I have a proof in front of me that shows that for a normal matrix M, the spectral decomposition exists with

M=PDP

where P is an invertible matrix and D a matrix that can be represented by the sum over the dimension of the matrix of the eigenvalues times the outer products of the corresponding basis vectors v

of an orthonormal basis, i.e.,

Σλ

What the theorem does not say is whether, for Hermitian matrices (which are normal) M, one can require that the P be unitary. I seem to recall reading that it can but cannot find where I read that, and do not know how to prove it myself.

Also, the classic "diagonal matrix" is one with all the off-diagonal entries zero, but in this theorem, diagonal is just having the form above (with the summation), which need not have all zero off-diagonal entries. So I do not know whether the theorem would be valid if one required D to be a classic diagonal matrix, as I do not know how I would get from the above outer sum to a classic diagonal matrix.

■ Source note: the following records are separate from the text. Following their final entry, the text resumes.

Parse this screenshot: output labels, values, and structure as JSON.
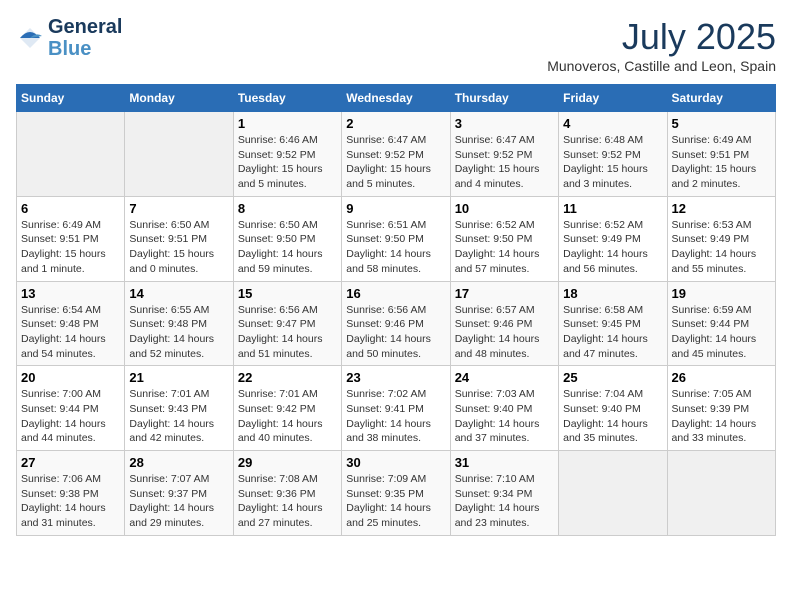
{
  "header": {
    "logo_line1": "General",
    "logo_line2": "Blue",
    "month_year": "July 2025",
    "location": "Munoveros, Castille and Leon, Spain"
  },
  "columns": [
    "Sunday",
    "Monday",
    "Tuesday",
    "Wednesday",
    "Thursday",
    "Friday",
    "Saturday"
  ],
  "weeks": [
    [
      {
        "day": "",
        "info": ""
      },
      {
        "day": "",
        "info": ""
      },
      {
        "day": "1",
        "info": "Sunrise: 6:46 AM\nSunset: 9:52 PM\nDaylight: 15 hours and 5 minutes."
      },
      {
        "day": "2",
        "info": "Sunrise: 6:47 AM\nSunset: 9:52 PM\nDaylight: 15 hours and 5 minutes."
      },
      {
        "day": "3",
        "info": "Sunrise: 6:47 AM\nSunset: 9:52 PM\nDaylight: 15 hours and 4 minutes."
      },
      {
        "day": "4",
        "info": "Sunrise: 6:48 AM\nSunset: 9:52 PM\nDaylight: 15 hours and 3 minutes."
      },
      {
        "day": "5",
        "info": "Sunrise: 6:49 AM\nSunset: 9:51 PM\nDaylight: 15 hours and 2 minutes."
      }
    ],
    [
      {
        "day": "6",
        "info": "Sunrise: 6:49 AM\nSunset: 9:51 PM\nDaylight: 15 hours and 1 minute."
      },
      {
        "day": "7",
        "info": "Sunrise: 6:50 AM\nSunset: 9:51 PM\nDaylight: 15 hours and 0 minutes."
      },
      {
        "day": "8",
        "info": "Sunrise: 6:50 AM\nSunset: 9:50 PM\nDaylight: 14 hours and 59 minutes."
      },
      {
        "day": "9",
        "info": "Sunrise: 6:51 AM\nSunset: 9:50 PM\nDaylight: 14 hours and 58 minutes."
      },
      {
        "day": "10",
        "info": "Sunrise: 6:52 AM\nSunset: 9:50 PM\nDaylight: 14 hours and 57 minutes."
      },
      {
        "day": "11",
        "info": "Sunrise: 6:52 AM\nSunset: 9:49 PM\nDaylight: 14 hours and 56 minutes."
      },
      {
        "day": "12",
        "info": "Sunrise: 6:53 AM\nSunset: 9:49 PM\nDaylight: 14 hours and 55 minutes."
      }
    ],
    [
      {
        "day": "13",
        "info": "Sunrise: 6:54 AM\nSunset: 9:48 PM\nDaylight: 14 hours and 54 minutes."
      },
      {
        "day": "14",
        "info": "Sunrise: 6:55 AM\nSunset: 9:48 PM\nDaylight: 14 hours and 52 minutes."
      },
      {
        "day": "15",
        "info": "Sunrise: 6:56 AM\nSunset: 9:47 PM\nDaylight: 14 hours and 51 minutes."
      },
      {
        "day": "16",
        "info": "Sunrise: 6:56 AM\nSunset: 9:46 PM\nDaylight: 14 hours and 50 minutes."
      },
      {
        "day": "17",
        "info": "Sunrise: 6:57 AM\nSunset: 9:46 PM\nDaylight: 14 hours and 48 minutes."
      },
      {
        "day": "18",
        "info": "Sunrise: 6:58 AM\nSunset: 9:45 PM\nDaylight: 14 hours and 47 minutes."
      },
      {
        "day": "19",
        "info": "Sunrise: 6:59 AM\nSunset: 9:44 PM\nDaylight: 14 hours and 45 minutes."
      }
    ],
    [
      {
        "day": "20",
        "info": "Sunrise: 7:00 AM\nSunset: 9:44 PM\nDaylight: 14 hours and 44 minutes."
      },
      {
        "day": "21",
        "info": "Sunrise: 7:01 AM\nSunset: 9:43 PM\nDaylight: 14 hours and 42 minutes."
      },
      {
        "day": "22",
        "info": "Sunrise: 7:01 AM\nSunset: 9:42 PM\nDaylight: 14 hours and 40 minutes."
      },
      {
        "day": "23",
        "info": "Sunrise: 7:02 AM\nSunset: 9:41 PM\nDaylight: 14 hours and 38 minutes."
      },
      {
        "day": "24",
        "info": "Sunrise: 7:03 AM\nSunset: 9:40 PM\nDaylight: 14 hours and 37 minutes."
      },
      {
        "day": "25",
        "info": "Sunrise: 7:04 AM\nSunset: 9:40 PM\nDaylight: 14 hours and 35 minutes."
      },
      {
        "day": "26",
        "info": "Sunrise: 7:05 AM\nSunset: 9:39 PM\nDaylight: 14 hours and 33 minutes."
      }
    ],
    [
      {
        "day": "27",
        "info": "Sunrise: 7:06 AM\nSunset: 9:38 PM\nDaylight: 14 hours and 31 minutes."
      },
      {
        "day": "28",
        "info": "Sunrise: 7:07 AM\nSunset: 9:37 PM\nDaylight: 14 hours and 29 minutes."
      },
      {
        "day": "29",
        "info": "Sunrise: 7:08 AM\nSunset: 9:36 PM\nDaylight: 14 hours and 27 minutes."
      },
      {
        "day": "30",
        "info": "Sunrise: 7:09 AM\nSunset: 9:35 PM\nDaylight: 14 hours and 25 minutes."
      },
      {
        "day": "31",
        "info": "Sunrise: 7:10 AM\nSunset: 9:34 PM\nDaylight: 14 hours and 23 minutes."
      },
      {
        "day": "",
        "info": ""
      },
      {
        "day": "",
        "info": ""
      }
    ]
  ]
}
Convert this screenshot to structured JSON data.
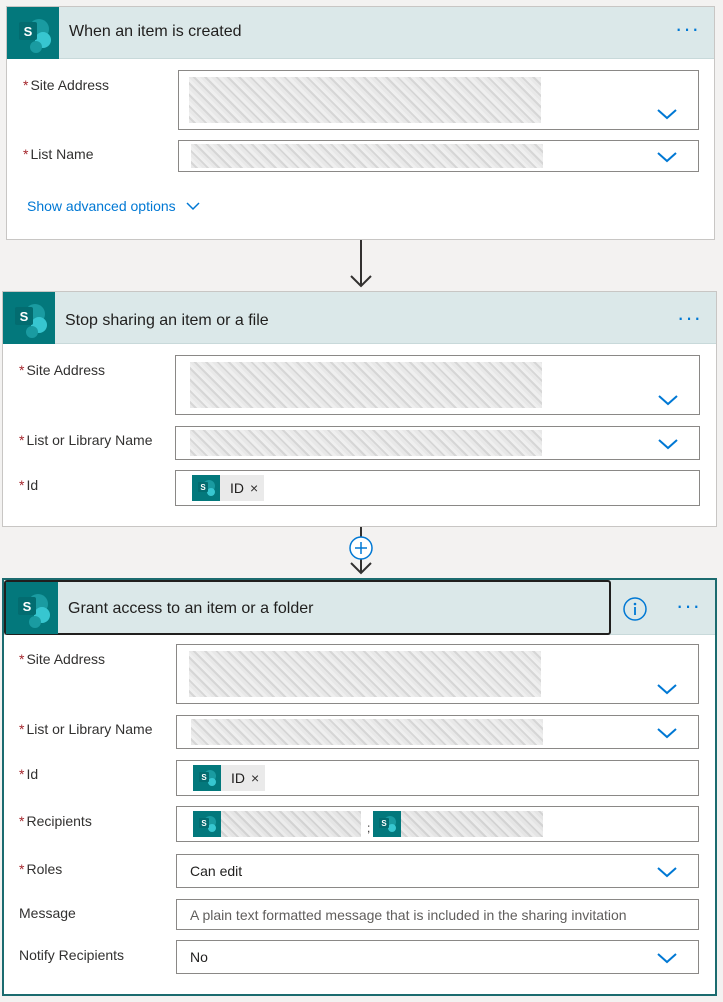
{
  "steps": {
    "trigger": {
      "title": "When an item is created",
      "fields": {
        "site_address_label": "Site Address",
        "list_name_label": "List Name"
      },
      "advanced_label": "Show advanced options"
    },
    "stop_sharing": {
      "title": "Stop sharing an item or a file",
      "fields": {
        "site_address_label": "Site Address",
        "list_label": "List or Library Name",
        "id_label": "Id",
        "id_token": "ID"
      }
    },
    "grant_access": {
      "title": "Grant access to an item or a folder",
      "fields": {
        "site_address_label": "Site Address",
        "list_label": "List or Library Name",
        "id_label": "Id",
        "id_token": "ID",
        "recipients_label": "Recipients",
        "recipients_separator": ";",
        "roles_label": "Roles",
        "roles_value": "Can edit",
        "message_label": "Message",
        "message_placeholder": "A plain text formatted message that is included in the sharing invitation",
        "notify_label": "Notify Recipients",
        "notify_value": "No"
      }
    }
  },
  "common": {
    "required_marker": "*",
    "more_icon": "more-dots-icon",
    "token_remove": "×",
    "sp_letter": "S"
  },
  "colors": {
    "accent": "#0078d4",
    "sharepoint": "#03787c",
    "header_bg": "#dbe8e9",
    "required": "#a4262c"
  }
}
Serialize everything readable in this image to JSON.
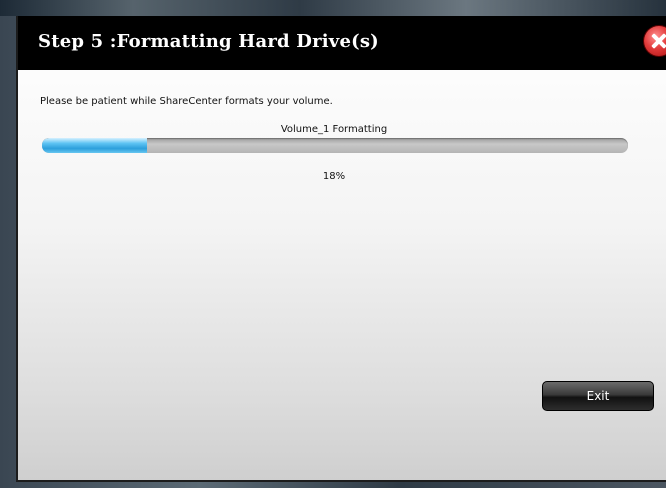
{
  "dialog": {
    "title": "Step 5 :Formatting Hard Drive(s)",
    "message": "Please be patient while ShareCenter formats your volume.",
    "progress": {
      "label": "Volume_1 Formatting",
      "percent_text": "18%",
      "value": 0.18
    },
    "exit_label": "Exit",
    "close_icon": "close-icon"
  },
  "colors": {
    "titlebar": "#000000",
    "progress_fill": "#2c9fdc",
    "close_button": "#e23b3b"
  }
}
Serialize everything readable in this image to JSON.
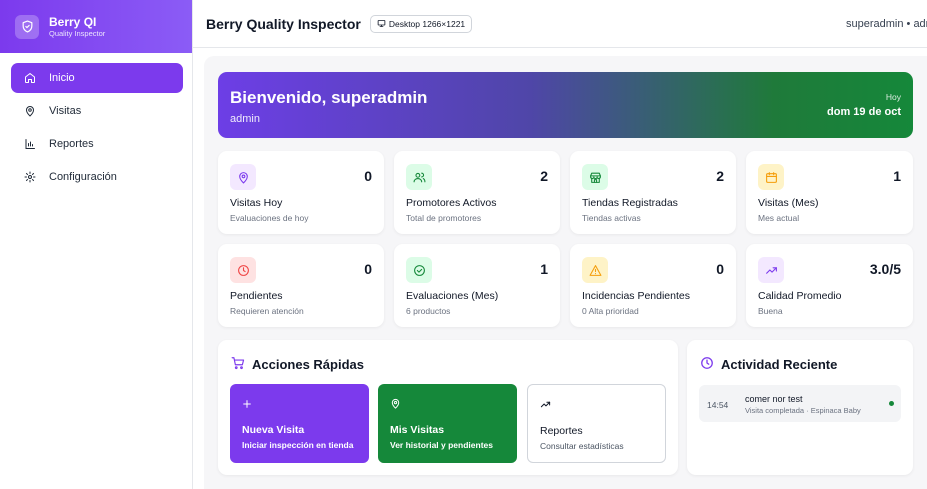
{
  "brand": {
    "title": "Berry QI",
    "subtitle": "Quality Inspector"
  },
  "sidebar": {
    "items": [
      {
        "label": "Inicio",
        "icon": "home-icon",
        "active": true
      },
      {
        "label": "Visitas",
        "icon": "map-pin-icon"
      },
      {
        "label": "Reportes",
        "icon": "bar-chart-icon"
      },
      {
        "label": "Configuración",
        "icon": "gear-icon"
      }
    ]
  },
  "header": {
    "title": "Berry Quality Inspector",
    "device_badge": "Desktop 1266×1221",
    "user": "superadmin • adm"
  },
  "welcome": {
    "title": "Bienvenido, superadmin",
    "role": "admin",
    "today_label": "Hoy",
    "date": "dom 19 de oct"
  },
  "stats": [
    {
      "value": "0",
      "name": "Visitas Hoy",
      "desc": "Evaluaciones de hoy",
      "icon": "map-pin-icon",
      "color": "#7c3aed"
    },
    {
      "value": "2",
      "name": "Promotores Activos",
      "desc": "Total de promotores",
      "icon": "users-icon",
      "color": "#15883a"
    },
    {
      "value": "2",
      "name": "Tiendas Registradas",
      "desc": "Tiendas activas",
      "icon": "store-icon",
      "color": "#15883a"
    },
    {
      "value": "1",
      "name": "Visitas (Mes)",
      "desc": "Mes actual",
      "icon": "calendar-icon",
      "color": "#f59e0b"
    },
    {
      "value": "0",
      "name": "Pendientes",
      "desc": "Requieren atención",
      "icon": "clock-icon",
      "color": "#ef4444"
    },
    {
      "value": "1",
      "name": "Evaluaciones (Mes)",
      "desc": "6 productos",
      "icon": "check-circle-icon",
      "color": "#15883a"
    },
    {
      "value": "0",
      "name": "Incidencias Pendientes",
      "desc": "0 Alta prioridad",
      "icon": "warning-icon",
      "color": "#f59e0b"
    },
    {
      "value": "3.0/5",
      "name": "Calidad Promedio",
      "desc": "Buena",
      "icon": "trending-up-icon",
      "color": "#7c3aed"
    }
  ],
  "quick_actions": {
    "title": "Acciones Rápidas",
    "items": [
      {
        "title": "Nueva Visita",
        "sub": "Iniciar inspección en tienda",
        "icon": "plus-icon",
        "color": "#7c3aed"
      },
      {
        "title": "Mis Visitas",
        "sub": "Ver historial y pendientes",
        "icon": "map-pin-icon",
        "color": "#15883a"
      },
      {
        "title": "Reportes",
        "sub": "Consultar estadísticas",
        "icon": "trending-up-icon",
        "color": "#ffffff"
      }
    ]
  },
  "activity": {
    "title": "Actividad Reciente",
    "items": [
      {
        "time": "14:54",
        "title": "comer nor test",
        "sub": "Visita completada · Espinaca Baby",
        "status_color": "#15883a"
      }
    ]
  }
}
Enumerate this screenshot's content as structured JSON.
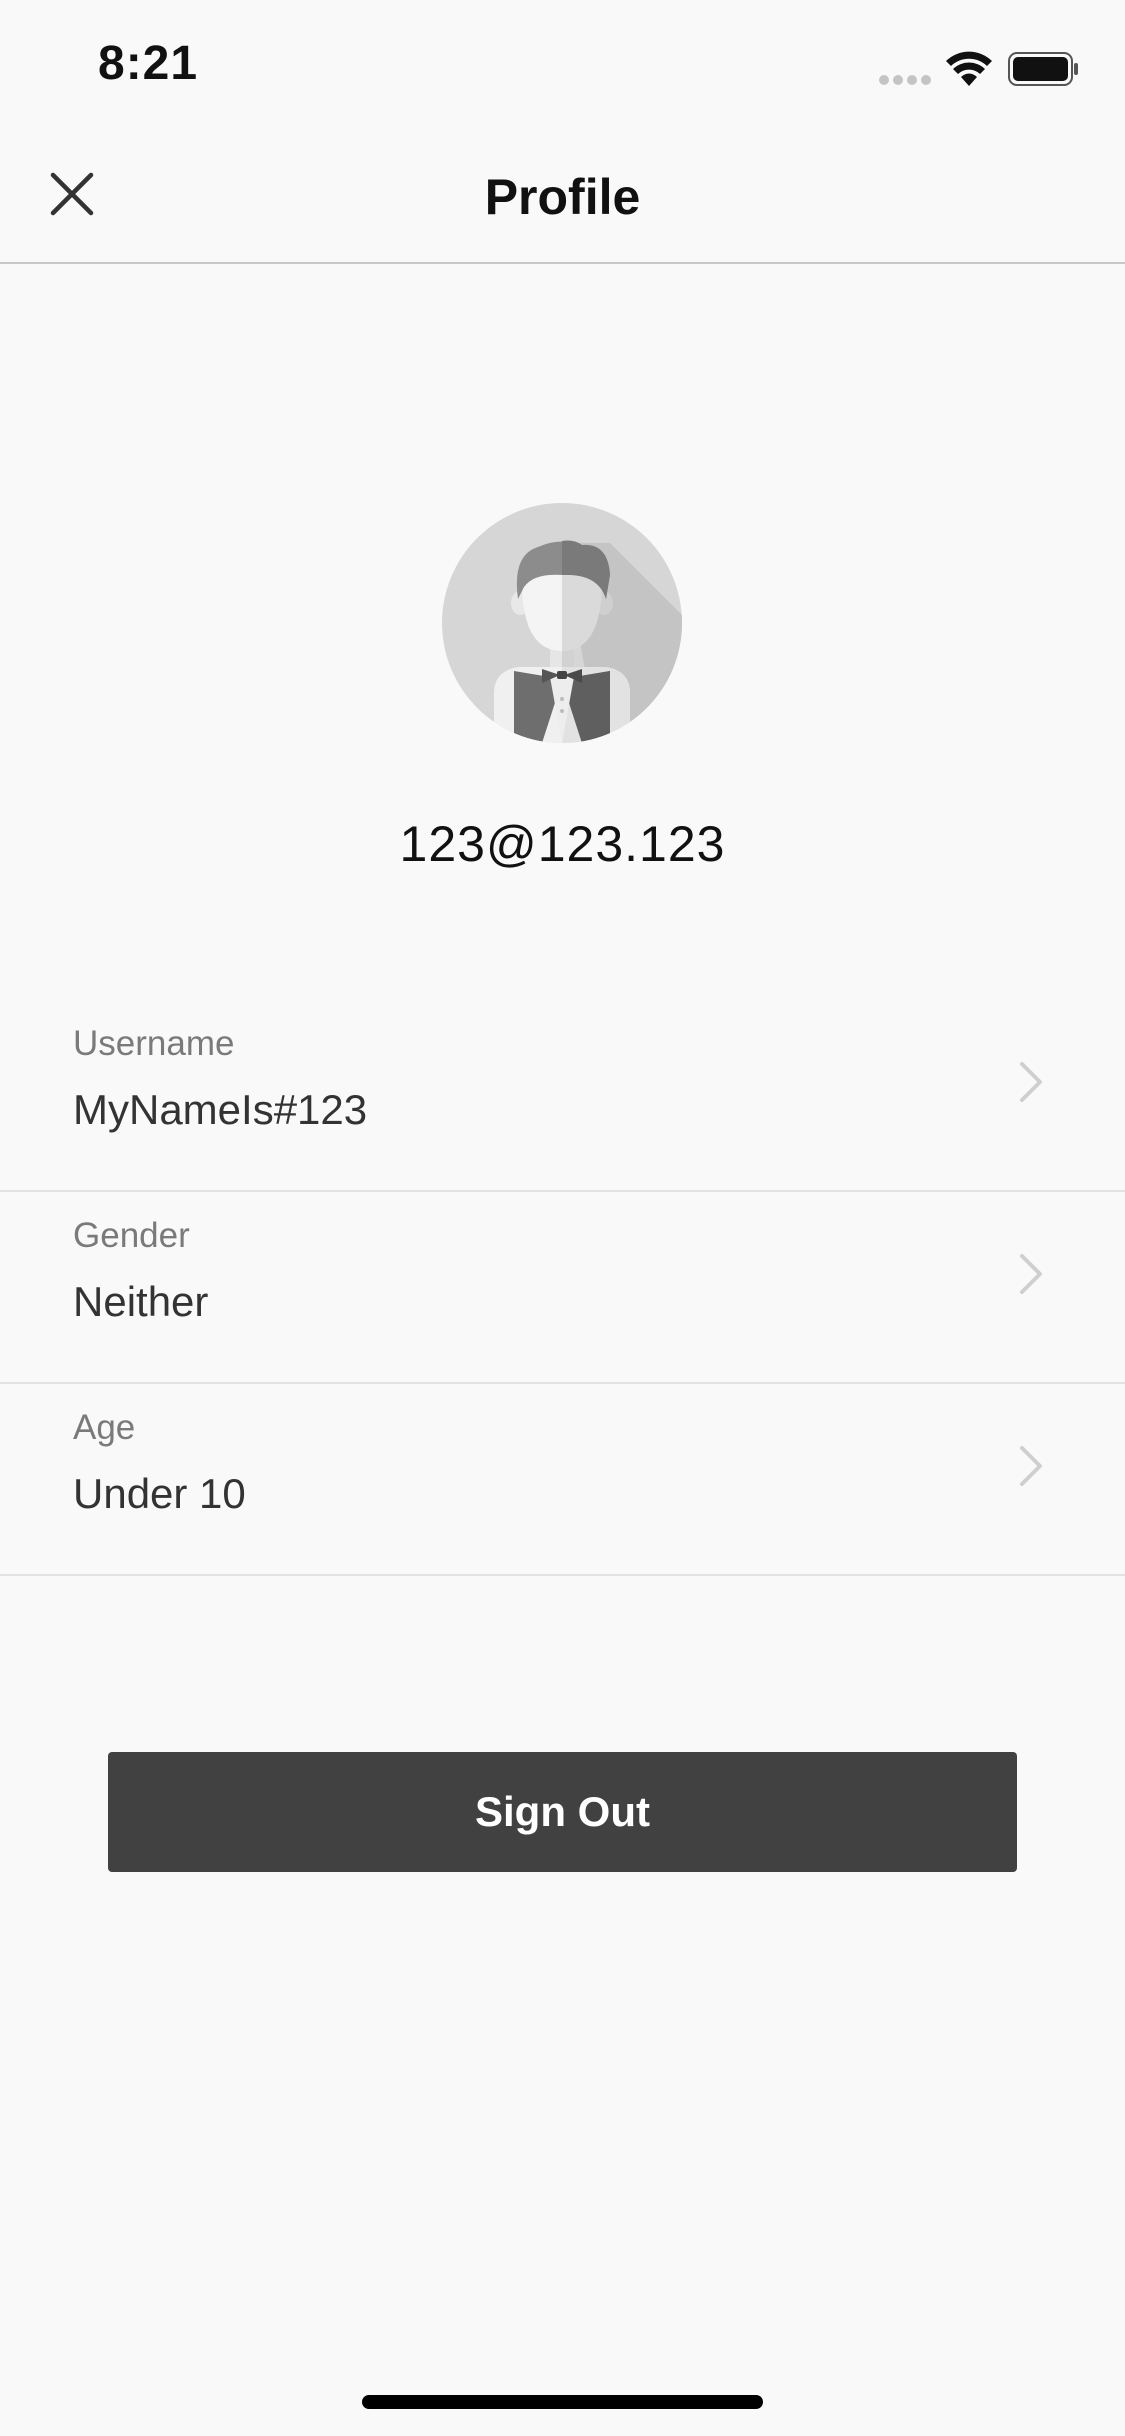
{
  "status_bar": {
    "time": "8:21",
    "signal_icon": "cellular-signal-icon",
    "wifi_icon": "wifi-icon",
    "battery_icon": "battery-icon"
  },
  "nav": {
    "title": "Profile",
    "close_icon": "close-icon"
  },
  "profile": {
    "avatar_icon": "user-avatar-icon",
    "email": "123@123.123"
  },
  "fields": [
    {
      "label": "Username",
      "value": "MyNameIs#123"
    },
    {
      "label": "Gender",
      "value": "Neither"
    },
    {
      "label": "Age",
      "value": "Under 10"
    }
  ],
  "actions": {
    "sign_out_label": "Sign Out"
  },
  "colors": {
    "background": "#f9f9f9",
    "button": "#414141",
    "label": "#7a7a7a"
  }
}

{On less solid ground: my intuition (always a bad guide) suggests that one could rotate the orthonormal basis to a basis with (1,0,0...), (0,1,0...,)(0,0,1...)...., but that seems too reliant on a spatial intuition of perpendicularity. Nagging at me is also the idea that there are Hermitian operators that can't agree on a basis, so that it seems unlikely that they could all be reduced to the same basis even if they are separated by

P_P

Thanks for any help.

M=PDP

^{-1}where P is an invertible matrix and D a matrix that can be represented by the sum over the dimension of the matrix of the eigenvalues times the outer products of the corresponding basis vectors v

_{i}of an orthonormal basis, i.e.,

Σλ

_{i}|v_{i}><v_{i}|What the theorem does not say is whether, for Hermitian matrices (which are normal) M, one can require that the P be unitary. I seem to recall reading that it can but cannot find where I read that, and do not know how to prove it myself.

Also, the classic "diagonal matrix" is one with all the off-diagonal entries zero, but in this theorem, diagonal is just having the form above (with the summation), which need not have all zero off-diagonal entries. So I do not know whether the theorem would be valid if one required D to be a classic diagonal matrix, as I do not know how I would get from the above outer sum to a classic diagonal matrix.

{On less solid ground: my intuition (always a bad guide) suggests that one could rotate the orthonormal basis to a basis with (1,0,0...), (0,1,0...,)(0,0,1...)...., but that seems too reliant on a spatial intuition of perpendicularity. Nagging at me is also the idea that there are Hermitian operators that can't agree on a basis, so that it seems unlikely that they could all be reduced to the same basis even if they are separated by

P_P

^{-1}. My intuition on this point is fishing around without any rigor, so anything shooting down this lead balloon is also welcome.]Thanks for any help.